“My whole career I have kind of taken pride in filling in where needed and losing Marcus [Semien] as a leadoff there, it was a big whole, big shoes to fill and somebody’s got to do it. And that is when everyone noticed that and I take pride in doing what I’ve always done. And thats just not being a fill in but it’s being a good fill in and doing a good job. That’s all I wanted to do.”
Canha has had 117 at-bats in the first month of the 2021 season as the A’s leadoff batter. He has five stolen bases, five homers and 29 hits. He has led off for the A’s in every game he has started in. Canha said every 100 at-bats you get a new reset and have a better feel:
“I try to remember that each at-bat is a new experience and there’s a reason why we get hits and there’s a reason why we make outs. I try to be mindful of that and just learn each and every time. Each month of the season and each 100 at-bats is kinda like a new chapter and I think it’s important as a hitter to pay attention to what is going on and pay attention to maybe how guys are pitching you and what you feel each day.”

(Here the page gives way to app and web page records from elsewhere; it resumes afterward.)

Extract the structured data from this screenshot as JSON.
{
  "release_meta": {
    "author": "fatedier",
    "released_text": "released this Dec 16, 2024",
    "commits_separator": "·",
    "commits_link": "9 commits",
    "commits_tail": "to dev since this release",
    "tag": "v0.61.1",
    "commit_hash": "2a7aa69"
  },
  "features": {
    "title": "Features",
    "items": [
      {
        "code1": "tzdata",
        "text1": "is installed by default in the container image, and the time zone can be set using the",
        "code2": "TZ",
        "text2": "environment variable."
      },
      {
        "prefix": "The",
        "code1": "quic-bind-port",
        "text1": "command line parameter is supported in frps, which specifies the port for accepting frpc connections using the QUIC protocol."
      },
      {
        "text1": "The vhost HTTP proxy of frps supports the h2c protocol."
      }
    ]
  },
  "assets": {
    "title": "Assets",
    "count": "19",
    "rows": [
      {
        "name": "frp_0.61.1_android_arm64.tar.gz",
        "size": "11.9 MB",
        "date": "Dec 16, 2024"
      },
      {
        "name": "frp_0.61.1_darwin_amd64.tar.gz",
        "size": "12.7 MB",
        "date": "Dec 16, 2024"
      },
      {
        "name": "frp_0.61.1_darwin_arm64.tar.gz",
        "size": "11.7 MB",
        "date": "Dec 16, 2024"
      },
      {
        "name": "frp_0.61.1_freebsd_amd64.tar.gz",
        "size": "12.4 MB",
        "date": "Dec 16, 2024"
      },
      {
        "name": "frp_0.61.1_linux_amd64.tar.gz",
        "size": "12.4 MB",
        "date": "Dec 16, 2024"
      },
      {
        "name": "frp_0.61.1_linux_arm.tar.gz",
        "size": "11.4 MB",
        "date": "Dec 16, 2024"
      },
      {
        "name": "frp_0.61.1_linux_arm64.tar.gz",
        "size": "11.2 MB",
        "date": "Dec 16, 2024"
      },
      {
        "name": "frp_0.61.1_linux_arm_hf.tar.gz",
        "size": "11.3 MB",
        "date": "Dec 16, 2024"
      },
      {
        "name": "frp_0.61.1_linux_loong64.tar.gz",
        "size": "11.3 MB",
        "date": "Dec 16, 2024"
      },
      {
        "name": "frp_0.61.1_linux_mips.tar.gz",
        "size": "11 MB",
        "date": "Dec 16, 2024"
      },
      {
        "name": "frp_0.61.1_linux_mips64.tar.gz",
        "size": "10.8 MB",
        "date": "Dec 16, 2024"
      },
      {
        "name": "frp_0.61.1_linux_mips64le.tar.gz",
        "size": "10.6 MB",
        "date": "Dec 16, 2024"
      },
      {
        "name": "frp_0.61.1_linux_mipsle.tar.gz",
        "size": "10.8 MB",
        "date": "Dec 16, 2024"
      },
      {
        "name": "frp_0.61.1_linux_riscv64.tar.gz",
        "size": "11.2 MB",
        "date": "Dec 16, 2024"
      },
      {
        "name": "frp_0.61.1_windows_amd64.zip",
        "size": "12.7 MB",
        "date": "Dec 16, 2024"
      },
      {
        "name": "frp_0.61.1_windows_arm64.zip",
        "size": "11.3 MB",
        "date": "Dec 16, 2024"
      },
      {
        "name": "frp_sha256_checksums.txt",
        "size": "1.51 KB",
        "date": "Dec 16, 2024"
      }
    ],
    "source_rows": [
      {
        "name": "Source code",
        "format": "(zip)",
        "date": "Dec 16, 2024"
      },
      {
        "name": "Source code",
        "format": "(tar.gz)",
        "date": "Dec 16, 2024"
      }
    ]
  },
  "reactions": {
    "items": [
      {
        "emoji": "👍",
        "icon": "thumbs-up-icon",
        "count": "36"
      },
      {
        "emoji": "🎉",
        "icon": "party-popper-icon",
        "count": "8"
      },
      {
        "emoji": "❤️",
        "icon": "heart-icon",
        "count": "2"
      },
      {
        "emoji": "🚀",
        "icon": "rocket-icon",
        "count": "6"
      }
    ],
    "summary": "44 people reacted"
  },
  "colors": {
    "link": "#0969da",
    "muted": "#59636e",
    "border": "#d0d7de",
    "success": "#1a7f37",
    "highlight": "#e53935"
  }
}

Canha was was hit 10 times in the 2020 shortened 60-game season, and the last time he played a full season in 2019, he was hit 18 times, his most in any season. In 2019 he had 26 homers, another season high, but Melvin doesn’t believe it has anything to do with the bat flips. Maybe in 2019, but not now, Melvin said:
“Yeah there’s probably a little of that [bat-flip] I don’t think as much now. I haven’t seen him flip a bat in a while and now the league is starting to embrace guys that show some flair. Maybe not like when I played but I don’t think it’s that [bat flip] I think he is more on the plate right now and dares you to come in there. When you do, he doesn’t move. It is not like you see him on his back very often, he’s okay with wearing it.”
Melvin has been impressed with the first month from Canha, as he transitioned from the A’s cleanup hitter to their leadoff hitter. He quickly adapted in the spring but has been told not to change his approach too much despite leadoff batters having to take a lot of pitches when facing a pitcher the team has never seen.
Canha broke down his approach:
“I feel like I have to see a lot of pitches but I tell myself to have my at bats and if it’s there, swing. There is a lot of things going on that go into that and my approach is my approach but its always changing. It depends who you are facing and what you expect them to do. The fact of the matter is, you can’t just see five or six pitches. Sometimes what goes into that is you have to show that you’re aggressive early and the way the game is now, sometimes you go to attack one of those first two pitches because if the pitchers get ahead in the count there stuff is so good.”
Canha is a smart guy and is also smart when it comes to the strike zone. He said pitchers are getting nastier each year and he has to pick his spots and be selective when it is appropriate. Melvin gave credit to Canha:
“It’s a lot of discipline. Really for me, some really bad calls have come his way recently too. For a guy that knows the strike zone so well, it’s frustrating when you get a bad call on you. That probably has cut back a little bit on his walks and we’ve seen several pitchers too recently that we’ve ever seen before and that makes it doubly hard, especially for leadoff hitters.”
Melvin has been extremely pleased with Canha’s transition, and is well aware it is not an easy one:
“I would agree that its been pretty difficult here early on and a guy thats not used to leading off, I think he has done a fantastic job and its just a lot of determination and he studies this stuff. He knows the numbers, he knows what he needs to do, probably a lot more than I know he needs to do so I cant say enough about how well he’s handled the lead-off spot.”